I keep on experimenting mainly because I like it: I experiment new technologies and materials but I am also passionate about ancient techniques, especially as regards the production of natural finishes.

I love doing fine work with a sharp chisel as well as drawing a piece in 3D and programming a numerical control machine. Both of these sides of craftsmanship intrigue me, that’s why I’m using both method for building my instrument. I just think that some steps are better done by a human hand, some others with the help of a machine.

Of course an artisanal musical instrument is far more expensive than a factory made one, but if you are a little bit into the professional handmade ukulele scene, you’ll notice that my prices are below average. Is that because I lack in quality? Is that because the other makers ask more than the necessary? None of these! It’s just because I chose to take a different path. I’m aiming for a leaner production and a smart design. I like minimal looks and therefore I try to avoid too many decorations; when I do them I really like to study an intelligent way of creating them that combines beauty with optimization of time. Certain processes are left to modern machines and digital manufactury, so I have more time for the ones in which human hand, creativity and sesitivity are indispensable.


My standard action for soprano, concert and tenor acoustic ukuleles is 3mm. I set baritones a little higher (3,5mm) while I set all the electrics lower (2,5mm)

I put a 0-Fret in all of my ukuleles: I think it helps a lot in finding a good intonation and in having the most comfortable action at the nut. This feature also gives a better tone balance between fretted and unfretted notes.

I like to control the final sound of the instrument also through the string choice. I personally “produce” my own strings starting from high quality fluorocarbon fishing line spools. After a lot of experiments I now found the combination of brands and gauges that I like.
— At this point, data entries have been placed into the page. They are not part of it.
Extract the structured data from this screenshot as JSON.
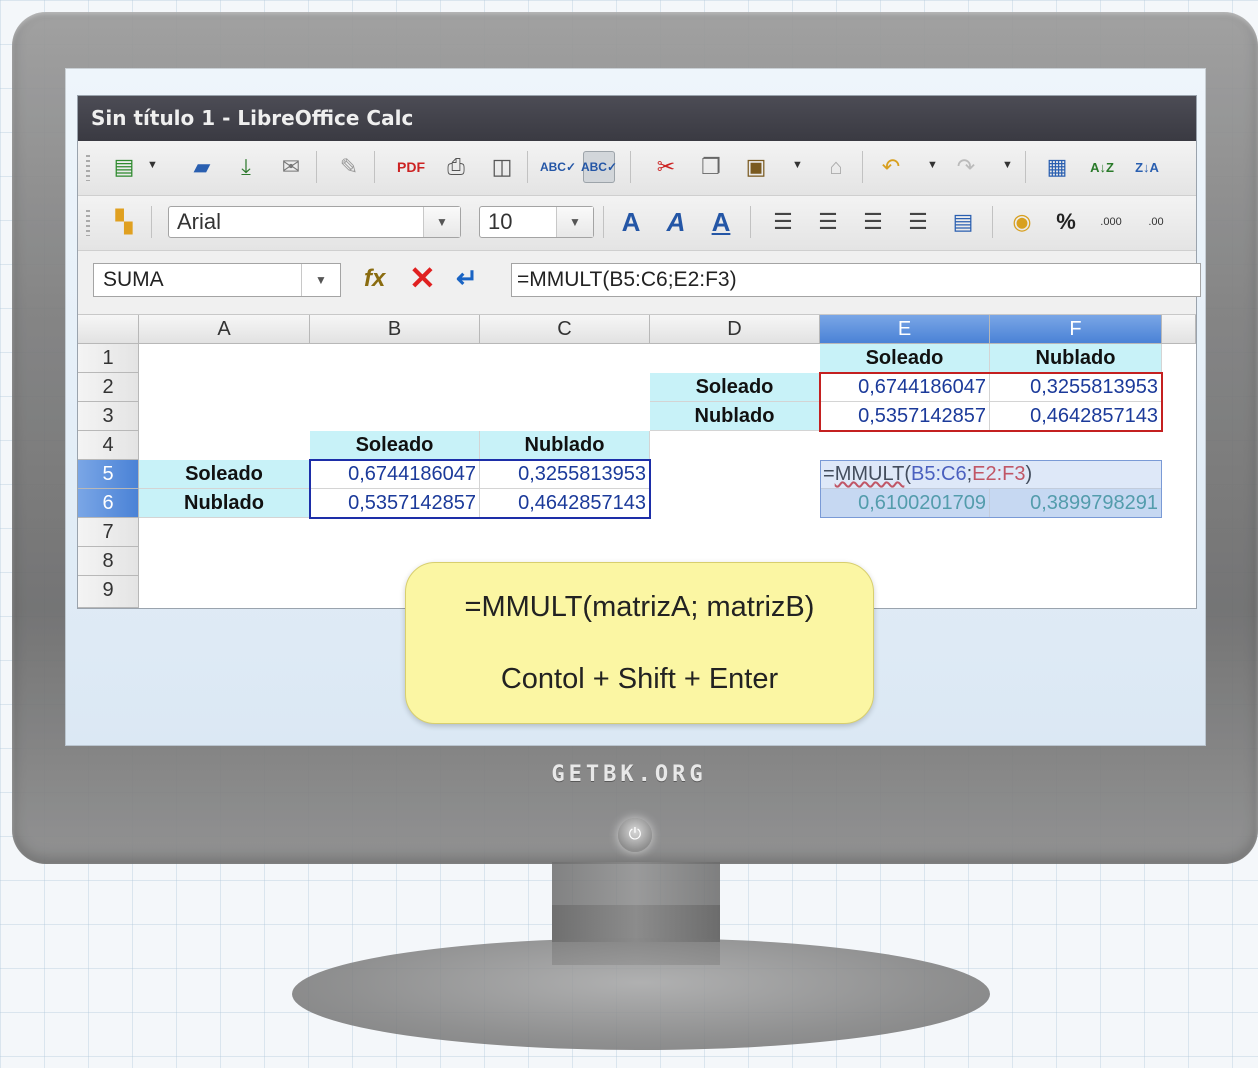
{
  "window": {
    "title": "Sin título 1 - LibreOffice Calc"
  },
  "toolbar_standard": {
    "icons": [
      "new-icon",
      "open-icon",
      "save-icon",
      "email-icon",
      "edit-file-icon",
      "export-pdf-icon",
      "print-icon",
      "print-preview-icon",
      "spellcheck-icon",
      "autospellcheck-icon",
      "cut-icon",
      "copy-icon",
      "paste-icon",
      "clone-format-icon",
      "undo-icon",
      "redo-icon",
      "chart-icon",
      "sort-ascending-icon",
      "sort-descending-icon"
    ],
    "autospellcheck_active": true
  },
  "toolbar_formatting": {
    "font_name": "Arial",
    "font_size": "10"
  },
  "formula_bar": {
    "name_box": "SUMA",
    "formula": "=MMULT(B5:C6;E2:F3)"
  },
  "columns": [
    "A",
    "B",
    "C",
    "D",
    "E",
    "F"
  ],
  "rows": [
    "1",
    "2",
    "3",
    "4",
    "5",
    "6",
    "7",
    "8",
    "9"
  ],
  "selected_columns": [
    "E",
    "F"
  ],
  "selected_rows": [
    "5",
    "6"
  ],
  "cells": {
    "E1": "Soleado",
    "F1": "Nublado",
    "D2": "Soleado",
    "E2": "0,6744186047",
    "F2": "0,3255813953",
    "D3": "Nublado",
    "E3": "0,5357142857",
    "F3": "0,4642857143",
    "B4": "Soleado",
    "C4": "Nublado",
    "A5": "Soleado",
    "B5": "0,6744186047",
    "C5": "0,3255813953",
    "A6": "Nublado",
    "B6": "0,5357142857",
    "C6": "0,4642857143",
    "E5_parts": {
      "prefix": "=",
      "fn": "MMULT",
      "open": "(",
      "range1": "B5:C6",
      "semi": ";",
      "range2": "E2:F3",
      "close": ")"
    },
    "E6": "0,6100201709",
    "F6": "0,3899798291"
  },
  "tooltip": {
    "line1": "=MMULT(matrizA; matrizB)",
    "line2": "Contol + Shift + Enter"
  },
  "brand": "GETBK.ORG",
  "colors": {
    "titlebar": "#3f3f47",
    "header_fill": "#c8f2f8",
    "range_blue": "#1d2ea8",
    "range_red": "#d21f1f",
    "selection": "#4a82d6",
    "tooltip": "#fbf6a3"
  }
}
I gained enough experience to retouch the instrument’s feeling and sound by working on these variables.


I won’t tell you that I use natural finishes because I think they sound better than synthetic ones, or because they can be spread in thinner layers thus leaving the wood free to “breathe”, I’ll be honest: I use them because I don’t want to get sick of some bad disease related to those products.
The use of those finishes, to be done in full safety, would require a series of installations and precautions that I cannot take in my small home-workshop.
This is why I focus, study and research, so to get the best out of traditional finishes of natural origin. The fact that they are of natural origin does not automatically make them all healthy, but the precautions in this case are within my reach.
Obviously natural finishes are less resistant than synthetic ones, but remember that there are many centuries-old instruments finished with these methods that are still in excellent condition.

They just need a little more attention and care, but I’m sure that’s exactly how you will treat your beloved handmade instrument.